Many other locations will be shot in East Boston, unless a Southie landmark is mentioned in the screenplay, said Derek Cunningham, locations manager for the Tom Lynch Co., which is coproducing the two-hour pilot with Dana White, a onetime Southie resident.
"We're going to make this our Southie," said Cunningham, who was born in Ireland and raised in Belmont. "It's not in any disrespect to anybody. If it's not there in Hollywood, we make it."
The aura that drew the cameras is not gone. On a misty Friday, the neighborhood's bleak cinematic potential - and some potential actors - reemerged. Two men in track suits crossed Broadway, the young one lean and tense, working his tight jaw, the other gray-haired and straining the seams of his track suit. In the parking lot of Liberty Bell roast beef, two men in thick jackets stood with their car door open, examining another car's gas tank.
Still, Southie looked too tidy for the big screen today and for Cunningham. Too many homeowners made improvements during the real estate boom.
"Southie is a proud community; it's a clean community," he said. "This script was just the opposite. We're looking for a specific look that does not exist."
Stephanie Ebbert can be reached at firstname.lastname@example.org.

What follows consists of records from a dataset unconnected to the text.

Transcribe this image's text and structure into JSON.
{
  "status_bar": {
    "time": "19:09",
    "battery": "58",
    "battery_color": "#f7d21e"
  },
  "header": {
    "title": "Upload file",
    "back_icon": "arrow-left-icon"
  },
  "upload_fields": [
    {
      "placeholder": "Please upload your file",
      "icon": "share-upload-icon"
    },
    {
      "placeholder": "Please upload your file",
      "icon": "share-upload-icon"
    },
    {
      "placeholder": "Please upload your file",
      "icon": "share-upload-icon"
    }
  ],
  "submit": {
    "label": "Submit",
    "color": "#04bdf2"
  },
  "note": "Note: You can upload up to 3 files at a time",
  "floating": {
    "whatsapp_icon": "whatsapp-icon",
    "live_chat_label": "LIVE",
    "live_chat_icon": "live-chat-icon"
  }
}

Correction: Because of a reporting error, a story on South Boston in Saturday's Metro section misspelled the name of actress Bridget Moynahan.